Waldorf Method of Teaching
1. Waldorf Method of Teaching
The Waldorf method of teaching is a
unique educational strategy which aims to
create well-rounded students through a
broad curriculum, including academics, art
and music education, physical education,
and emotional and social education. The
stated goal of the Waldorf Method is to
produce individuals able to create
meaning in their own lives.
nearly a hundred years ago by Rudolf Steiner, an Austrian
philosopher and scientist. Steiner was familiar with a
philosophy known as anthroposophy, the idea that
children who consciously cultivate independent thinking
will be more ready to handle the important natural and
spiritual questions with which philosophers and scientists
are concerned. The Waldorf education was devised to be
responsive to the needs of childhood, including allowing
children to set their own pace and use their imagination
Teachers are encouraged to explore new topics and allow
themselves to be guided by the exploration of the
students. This type of teaching encourages learning for
the sake of learning, instead of for the sake of passing an
exam or scoring well on grading rubrics. There are no
grades given in a Waldorf elementary school.
There are several other differences between the Waldorf
Method and other traditional teaching methodologies.
First, academic education is de-emphasized. In fact, the
types of education which are routinely cut from public
school budgets are often the crux of a Waldorf
education. These include education in art, music, and
foreign languages. Children are encouraged to learn to
play musical instruments, knit, crochet, and draw.
Additionally, the Waldorf Method uses no textbooks until
sixth grade. Instead, elementary school children keep a
journal where they record their experiences and what
they have learned.
reading, until the second grade? Waldorf educators
believe so. Instead of teaching children to read when
they are five or six years old, instead, teachers tell fairy
tells and read stories to children. This encourages oral
mastery before reading education begins. In the Waldorf
curriculum, writing is taught before reading. The
alphabet is explored as a way to communicate with
others through pictures. This allows writing to evolve out
of the art and doodles of children, instead of from their
ability to read and reproduce written content.
environments where children can enjoy their
childhood and be protected from harmful
influences of the broader society. Instead of being
run by administrators concerned with economic or
political motives, Waldorf schools are primarily run

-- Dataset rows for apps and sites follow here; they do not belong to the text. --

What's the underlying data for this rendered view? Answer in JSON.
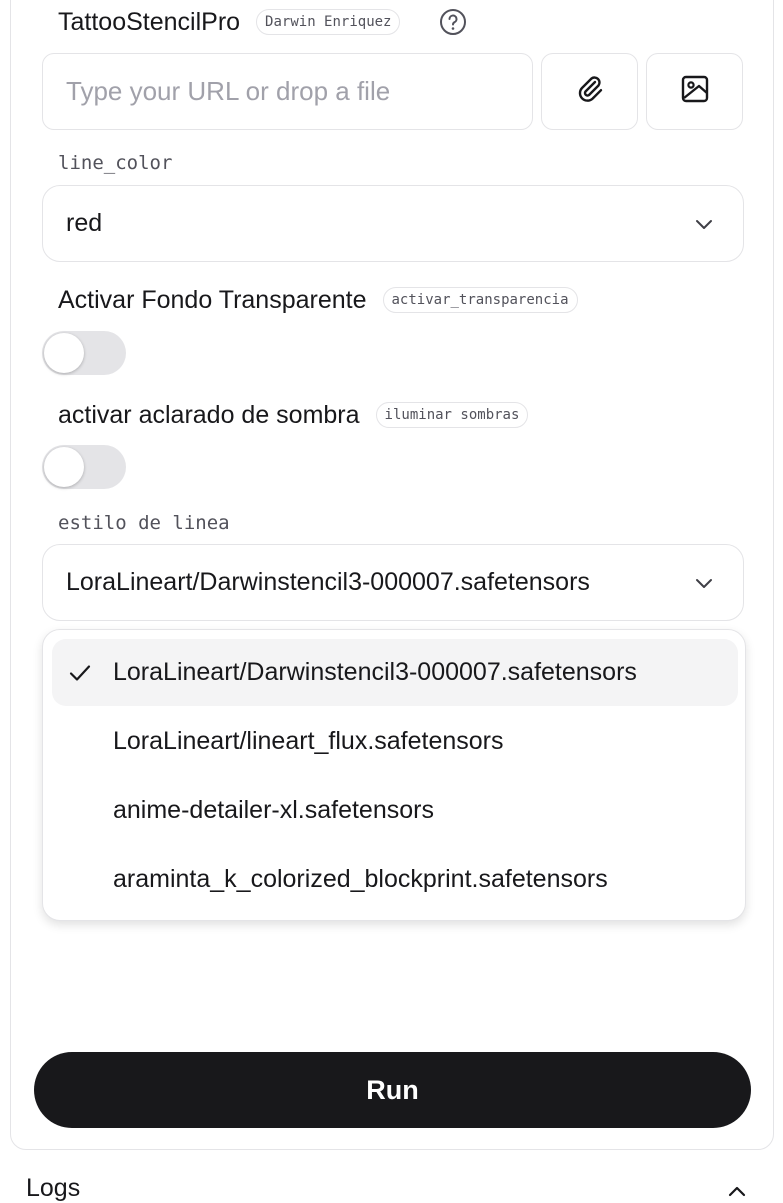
{
  "app": {
    "title": "TattooStencilPro",
    "author": "Darwin Enriquez"
  },
  "upload": {
    "placeholder": "Type your URL or drop a file",
    "icons": [
      "paperclip-icon",
      "image-icon"
    ]
  },
  "line_color": {
    "label": "line_color",
    "value": "red"
  },
  "transparency": {
    "label": "Activar Fondo Transparente",
    "param": "activar_transparencia",
    "on": false
  },
  "shadows": {
    "label": "activar aclarado de sombra",
    "param": "iluminar sombras",
    "on": false
  },
  "line_style": {
    "label": "estilo de linea",
    "value": "LoraLineart/Darwinstencil3-000007.safetensors",
    "options": [
      "LoraLineart/Darwinstencil3-000007.safetensors",
      "LoraLineart/lineart_flux.safetensors",
      "anime-detailer-xl.safetensors",
      "araminta_k_colorized_blockprint.safetensors"
    ]
  },
  "run_label": "Run",
  "logs_label": "Logs"
}
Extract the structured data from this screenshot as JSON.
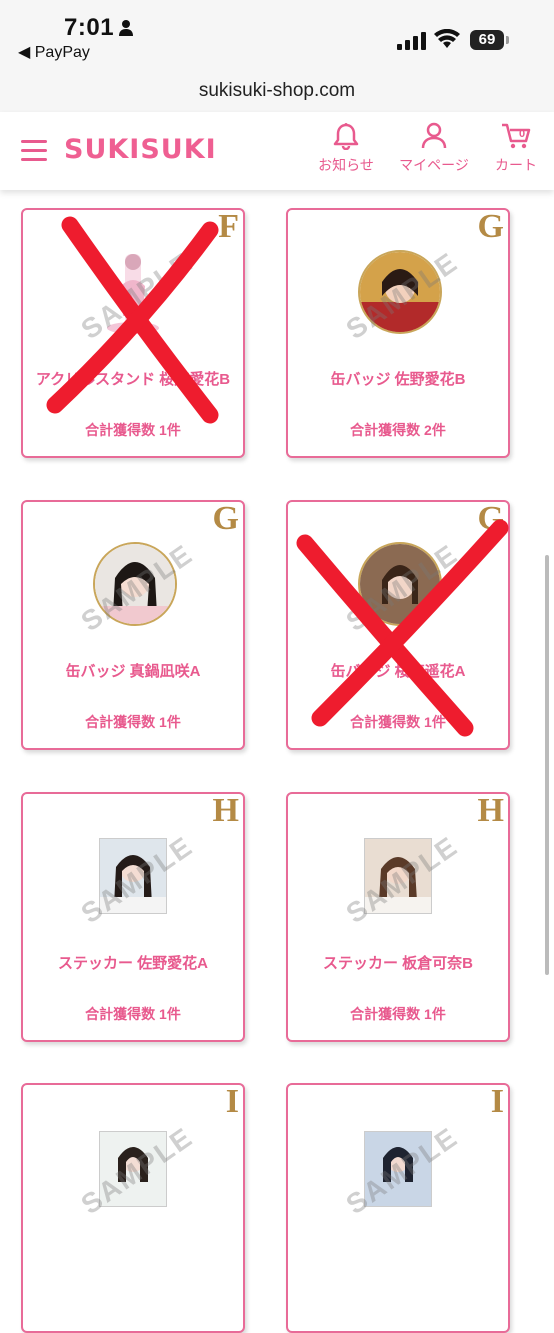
{
  "status_bar": {
    "time": "7:01",
    "back_app": "◀ PayPay",
    "battery": "69"
  },
  "browser": {
    "url": "sukisuki-shop.com"
  },
  "header": {
    "logo": "SUKISUKI",
    "nav": {
      "news": "お知らせ",
      "mypage": "マイページ",
      "cart": "カート",
      "cart_count": "0"
    }
  },
  "products": [
    {
      "grade": "F",
      "name": "アクリルスタンド 桜庭愛花B",
      "count": "合計獲得数 1件",
      "crossed": true
    },
    {
      "grade": "G",
      "name": "缶バッジ 佐野愛花B",
      "count": "合計獲得数 2件",
      "crossed": false
    },
    {
      "grade": "G",
      "name": "缶バッジ 真鍋凪咲A",
      "count": "合計獲得数 1件",
      "crossed": false
    },
    {
      "grade": "G",
      "name": "缶バッジ 桜庭遥花A",
      "count": "合計獲得数 1件",
      "crossed": true
    },
    {
      "grade": "H",
      "name": "ステッカー 佐野愛花A",
      "count": "合計獲得数 1件",
      "crossed": false
    },
    {
      "grade": "H",
      "name": "ステッカー 板倉可奈B",
      "count": "合計獲得数 1件",
      "crossed": false
    },
    {
      "grade": "I",
      "name": "",
      "count": "",
      "crossed": false
    },
    {
      "grade": "I",
      "name": "",
      "count": "",
      "crossed": false
    }
  ],
  "watermark": "SAMPLE",
  "colors": {
    "accent": "#e85a8e",
    "grade_gold": "#b48a45",
    "cross_red": "#ee1c2e"
  }
}
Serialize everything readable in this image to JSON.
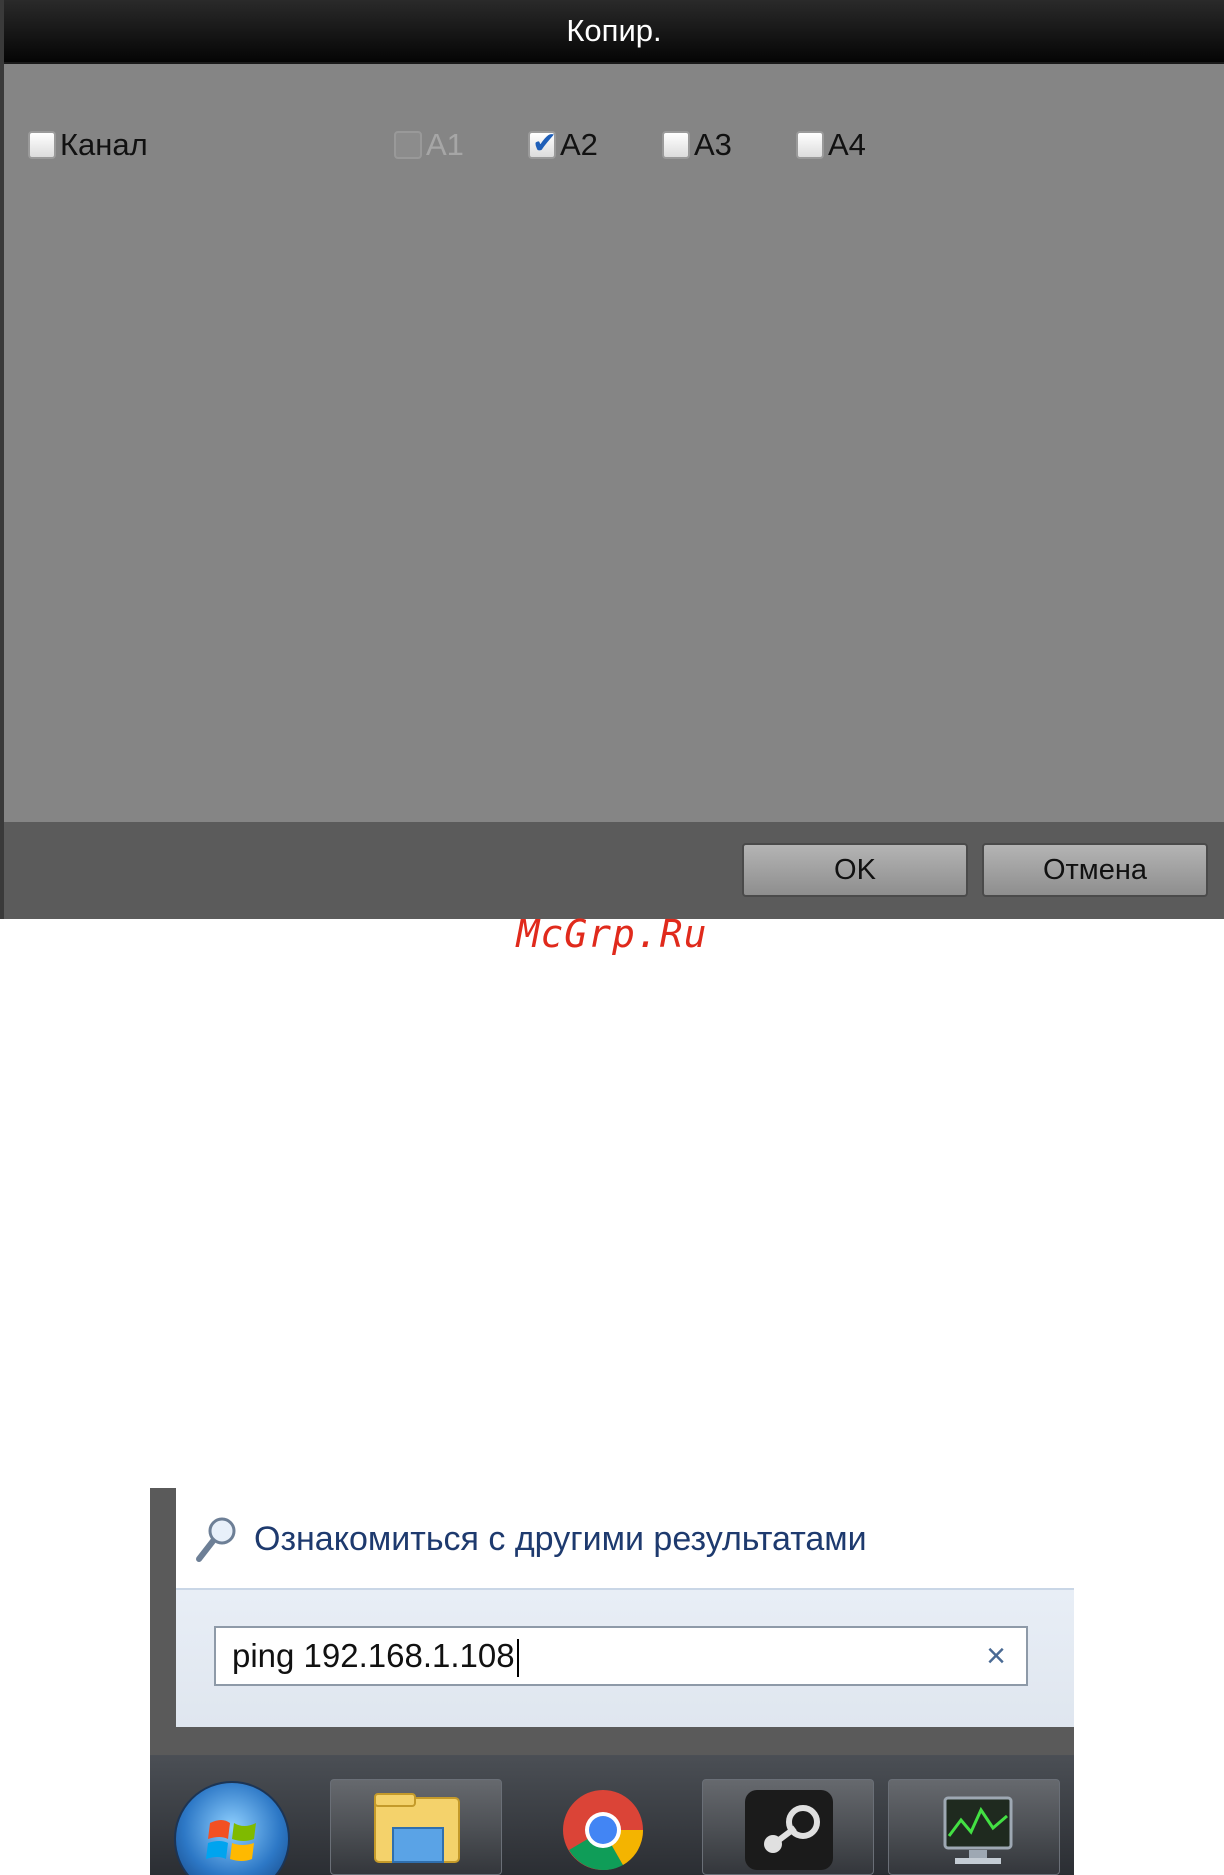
{
  "dialog": {
    "title": "Копир.",
    "channel_label": "Канал",
    "options": [
      {
        "label": "A1",
        "checked": false,
        "disabled": true
      },
      {
        "label": "A2",
        "checked": true,
        "disabled": false
      },
      {
        "label": "A3",
        "checked": false,
        "disabled": false
      },
      {
        "label": "A4",
        "checked": false,
        "disabled": false
      }
    ],
    "ok_label": "OK",
    "cancel_label": "Отмена"
  },
  "watermark": "McGrp.Ru",
  "startmenu": {
    "more_results": "Ознакомиться с другими результатами",
    "search_value": "ping 192.168.1.108",
    "clear_glyph": "×",
    "taskbar_icons": [
      "windows-start-orb",
      "file-explorer-icon",
      "chrome-icon",
      "steam-icon",
      "resource-monitor-icon"
    ]
  },
  "colors": {
    "dialog_bg": "#858585",
    "titlebar": "#0a0a0a",
    "footer": "#5b5b5b",
    "watermark": "#e02a1c",
    "check": "#1f5fb8"
  }
}
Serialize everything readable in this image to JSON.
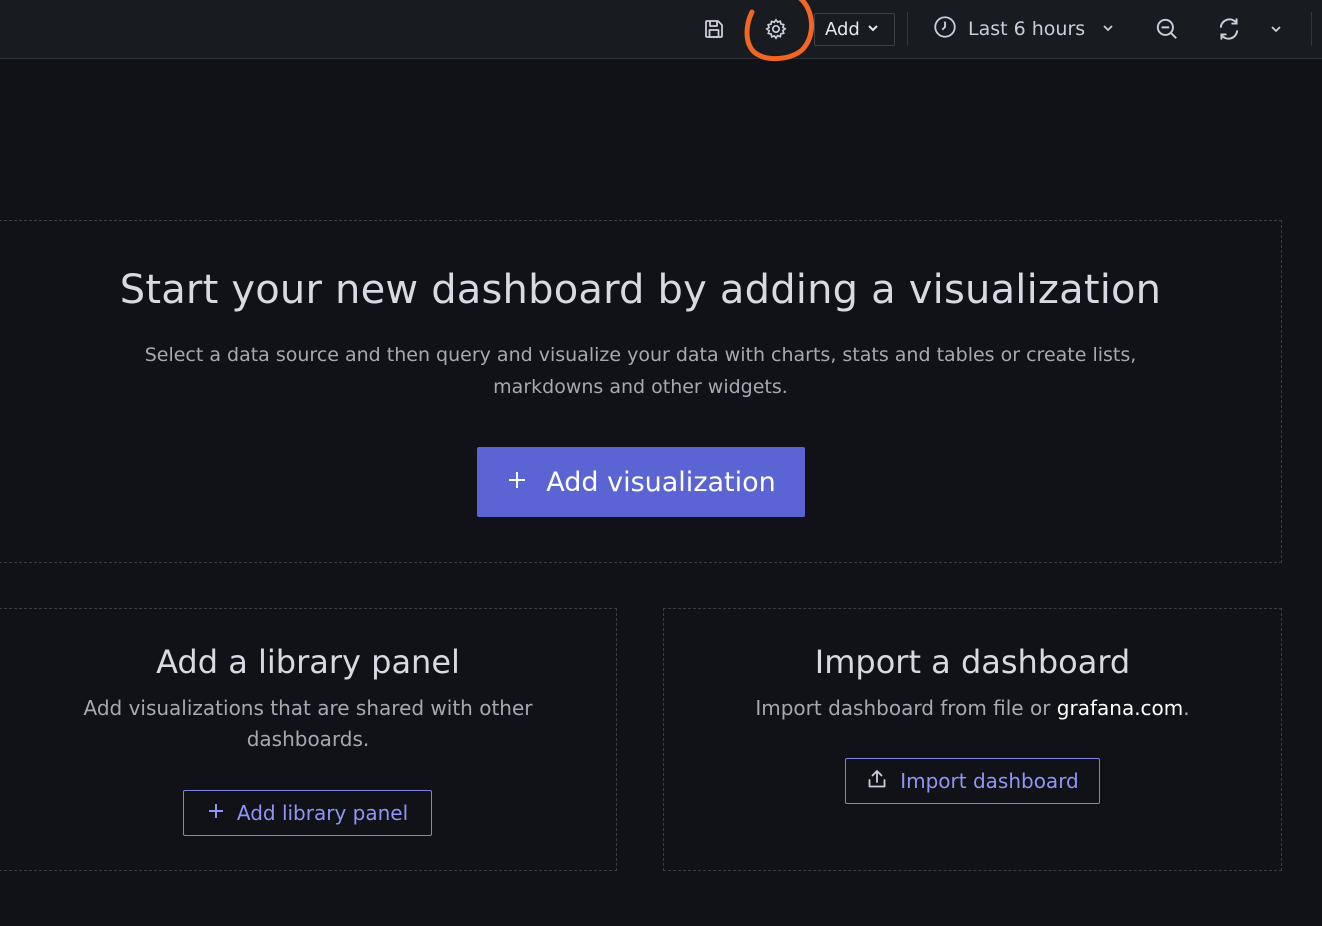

democratically by the teachers. Waldorf schools
consistently produce strong, independent thinkers,
and for this reason, the Waldorf educational model
is still used in schools around the world.